Bibracte is a Celtic goddess worshipped in Gaul; she was the eponymous goddess of the Gaulish city of Bibracte. As the city’s patron goddess she was certainly a protector and bringer of prosperity.
She received offerings in three wells within her city, a common practice among the Gauls; gods of wells and springs often had a healing aspect.
Bibracte received votive and dedicatory offerings from her worshippers; otherwise little is known of the specifics of her cult.
Bibracte’s name is often said to derive from the Proto-Celtic *bebro or “beaver” indicating a possible yet unknown connection to that animal. I have also seen it suggested that the name comes from the Indo-European *pibo or “drink,” suggesting a connection to springs and wells.
Tribal and other associations
Bibracte was the capital city of the Gaulish tribe, the Aedui, indicating a close association between the goddess and the tribe.

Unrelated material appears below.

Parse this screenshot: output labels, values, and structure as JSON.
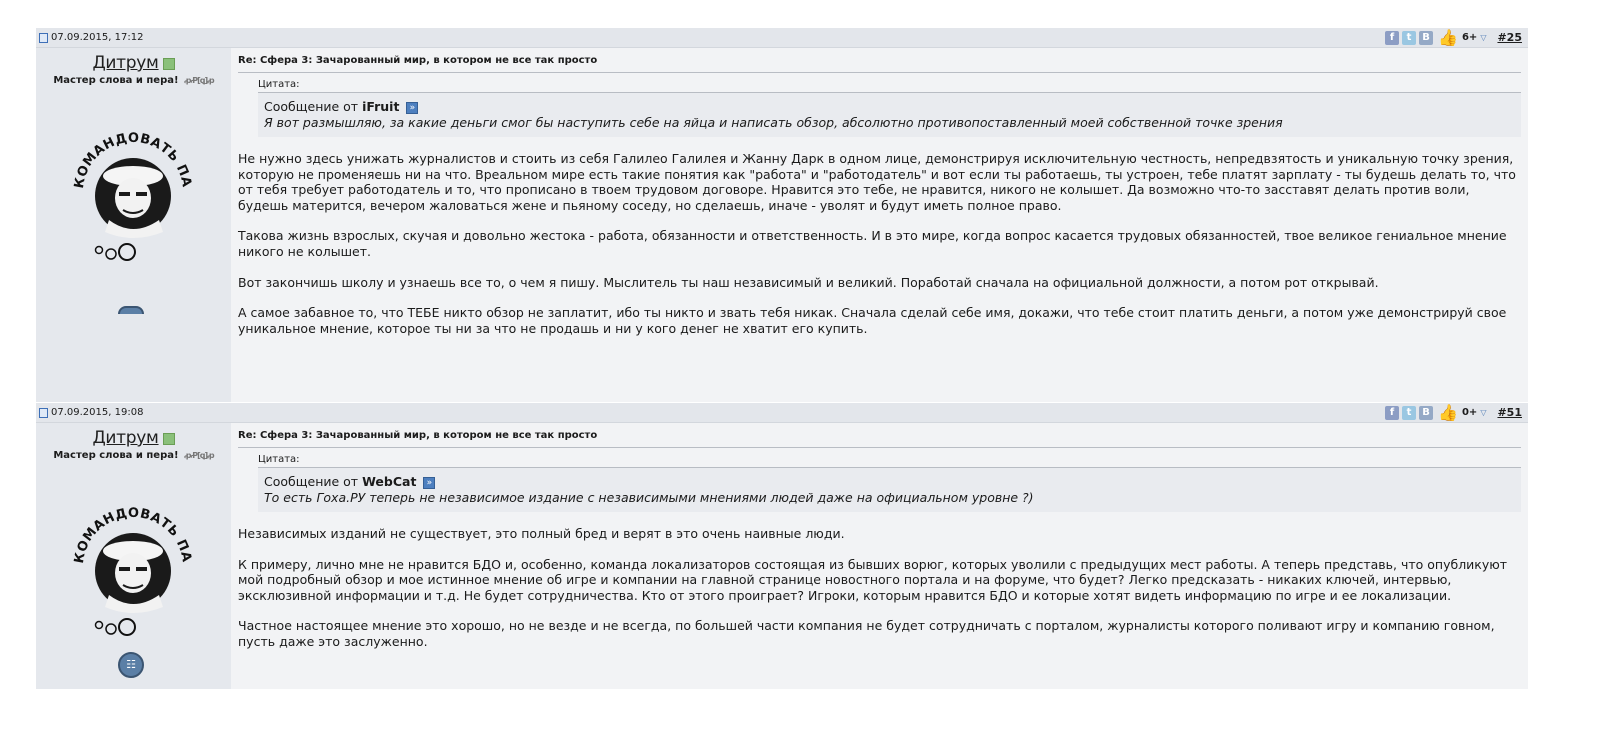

Bibracte is known from inscriptions at the city that bore her name, located in what is now central France.